Julian Savulescu suggests extending the idea of paying drug addicts not to have children to everyone. At first the purpose is to avoid the eugenics feel of discouraging only one set of people from procreating, but then he reasons:
“The benefit of a policy of offering inducements to sterilisation is that it would select those who do not value, do not understand, do not want the role of parent. And it is precisely these people who are likely to be the worst parents.
Being a parent is, at best, a difficult job. Why not excuse those with the least motivation and determination? There are plenty of others willing to take their place. And the earth can only sustain a finite number of people.”
It’s of course true that if you penalize an activity, those to whom it is most expensive already will be the ones to quit. However:
- The existing costs of parenting already induce those who dislike parenting most not to parent. Adding another cost to parenting would just move the line where it becomes worthwhile to parent, not implement such selection.
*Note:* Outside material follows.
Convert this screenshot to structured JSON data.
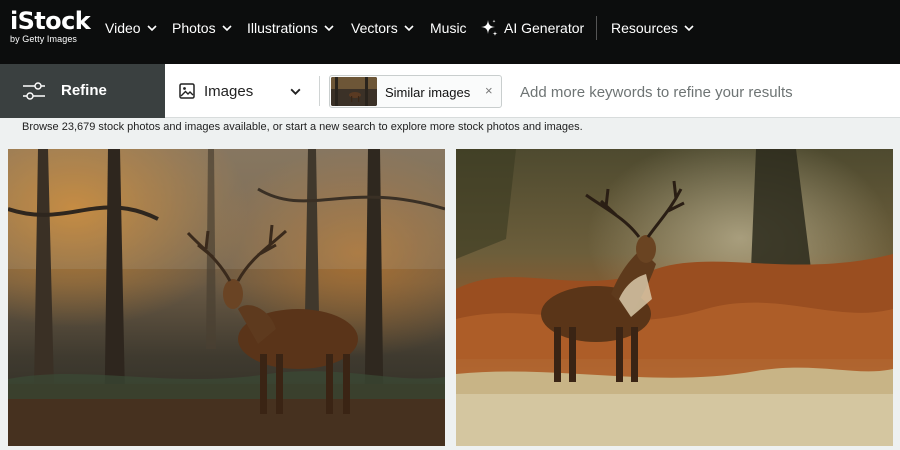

Justifying this requires an argument that the level of value at which people find parenting worthwhile is too low, not just a desire to encourage better parents to do a greater proportion of parenting in general.
- “Excuse those with the least motivation and determination”? We aren’t exactly pushing them to do it. Why presume they don’t excuse themselves at the appropriate point? This goes with the above point; the line where parenting seems worthwhile could be in the wrong place if parents were pushed for some reason to have too many children, but why think they misjudge?
- Why would there be plenty of others willing to take their places? Presumably those wanting to bear children will do so already or at least would not start at a 1:1 ratio on the news that others are not. Few factors influencing conception depend on the ambient birthrate.
- If others really were willing to ‘take their place’, the exit of poor parents from parenting wouldn’t be relevant to the total population and whether the planet can sustain it.
- Presumably the issue is how big a finite number of people the earth’s resources can support, and more importantly why and to what extent parents should be expected to misjudge.
- Smaller populations are not automatically better if you value human life at all. That parents are unlikely to account for the entire value of their potential child’s life is a strong reason to think that parents don’t have enough children. If that is the overwhelming externality, the line should be lower, and we would be better off paying people to have children.